▸ PROBLEM REQUIREMENTS
Repeat the data in full and exactly. Leave the pictures out.

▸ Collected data
-*-
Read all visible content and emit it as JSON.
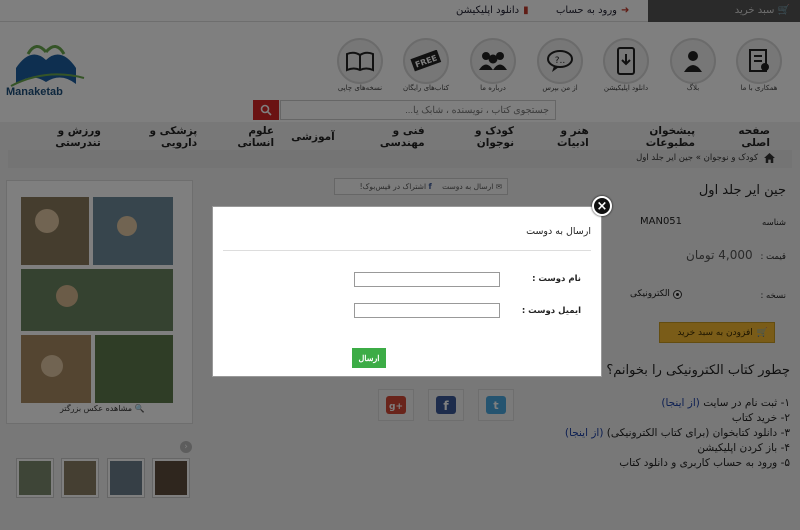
{
  "topbar": {
    "cart_label": "سبد خرید",
    "login_label": "ورود به حساب",
    "download_app_label": "دانلود اپلیکیشن"
  },
  "logo": {
    "text": "Manaketab"
  },
  "header_icons": [
    {
      "label": "همکاری با ما",
      "icon": "cooperation-icon"
    },
    {
      "label": "بلاگ",
      "icon": "blog-icon"
    },
    {
      "label": "دانلود اپلیکیشن",
      "icon": "phone-download-icon"
    },
    {
      "label": "از من بپرس",
      "icon": "question-bubble-icon"
    },
    {
      "label": "درباره ما",
      "icon": "people-icon"
    },
    {
      "label": "کتاب‌های رایگان",
      "icon": "free-tag-icon"
    },
    {
      "label": "نسخه‌های چاپی",
      "icon": "open-book-icon"
    }
  ],
  "search": {
    "placeholder": "جستجوی کتاب ، نویسنده ، شابک یا..."
  },
  "nav": [
    "صفحه اصلی",
    "پیشخوان مطبوعات",
    "هنر و ادبیات",
    "کودک و نوجوان",
    "فنی و مهندسی",
    "آموزشی",
    "علوم انسانی",
    "پزشکی و دارویی",
    "ورزش و تندرستی"
  ],
  "breadcrumb": "کودک و نوجوان  »  جین ایر جلد اول",
  "product": {
    "title": "جین ایر جلد اول",
    "id_label": "شناسه",
    "id_value": "MAN051",
    "price_label": "قیمت :",
    "price_value": "4,000 تومان",
    "version_label": "نسخه :",
    "version_value": "الکترونیکی",
    "add_to_cart": "افزودن به سبد خرید",
    "share_email": "ارسال به دوست",
    "share_facebook": "اشتراک در فیس‌بوک!",
    "zoom_label": "مشاهده عکس بزرگتر"
  },
  "how_to": {
    "title": "چطور کتاب الکترونیکی را بخوانم؟",
    "step1": "۱- ثبت نام در سایت",
    "step1_link": "(از اینجا)",
    "step2": "۲- خرید کتاب",
    "step3": "۳- دانلود کتابخوان (برای کتاب الکترونیکی)",
    "step3_link": "(از اینجا)",
    "step4": "۴- باز کردن اپلیکیشن",
    "step5": "۵- ورود به حساب کاربری و دانلود کتاب"
  },
  "modal": {
    "title": "ارسال به دوست",
    "name_label": "نام دوست :",
    "email_label": "ایمیل دوست :",
    "name_value": "",
    "email_value": "",
    "send_label": "ارسال"
  },
  "colors": {
    "accent_red": "#d62727",
    "cart_yellow": "#f5b930",
    "send_green": "#3cac46"
  }
}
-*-
▸ EXPECTED ANSWER
Read all visible content and emit it as JSON.
{
  "topbar": {
    "cart_label": "سبد خرید",
    "login_label": "ورود به حساب",
    "download_app_label": "دانلود اپلیکیشن"
  },
  "logo": {
    "text": "Manaketab"
  },
  "header_icons": [
    {
      "label": "همکاری با ما",
      "icon": "cooperation-icon"
    },
    {
      "label": "بلاگ",
      "icon": "blog-icon"
    },
    {
      "label": "دانلود اپلیکیشن",
      "icon": "phone-download-icon"
    },
    {
      "label": "از من بپرس",
      "icon": "question-bubble-icon"
    },
    {
      "label": "درباره ما",
      "icon": "people-icon"
    },
    {
      "label": "کتاب‌های رایگان",
      "icon": "free-tag-icon"
    },
    {
      "label": "نسخه‌های چاپی",
      "icon": "open-book-icon"
    }
  ],
  "search": {
    "placeholder": "جستجوی کتاب ، نویسنده ، شابک یا..."
  },
  "nav": [
    "صفحه اصلی",
    "پیشخوان مطبوعات",
    "هنر و ادبیات",
    "کودک و نوجوان",
    "فنی و مهندسی",
    "آموزشی",
    "علوم انسانی",
    "پزشکی و دارویی",
    "ورزش و تندرستی"
  ],
  "breadcrumb": "کودک و نوجوان  »  جین ایر جلد اول",
  "product": {
    "title": "جین ایر جلد اول",
    "id_label": "شناسه",
    "id_value": "MAN051",
    "price_label": "قیمت :",
    "price_value": "4,000 تومان",
    "version_label": "نسخه :",
    "version_value": "الکترونیکی",
    "add_to_cart": "افزودن به سبد خرید",
    "share_email": "ارسال به دوست",
    "share_facebook": "اشتراک در فیس‌بوک!",
    "zoom_label": "مشاهده عکس بزرگتر"
  },
  "how_to": {
    "title": "چطور کتاب الکترونیکی را بخوانم؟",
    "step1": "۱- ثبت نام در سایت",
    "step1_link": "(از اینجا)",
    "step2": "۲- خرید کتاب",
    "step3": "۳- دانلود کتابخوان (برای کتاب الکترونیکی)",
    "step3_link": "(از اینجا)",
    "step4": "۴- باز کردن اپلیکیشن",
    "step5": "۵- ورود به حساب کاربری و دانلود کتاب"
  },
  "modal": {
    "title": "ارسال به دوست",
    "name_label": "نام دوست :",
    "email_label": "ایمیل دوست :",
    "name_value": "",
    "email_value": "",
    "send_label": "ارسال"
  },
  "colors": {
    "accent_red": "#d62727",
    "cart_yellow": "#f5b930",
    "send_green": "#3cac46"
  }
}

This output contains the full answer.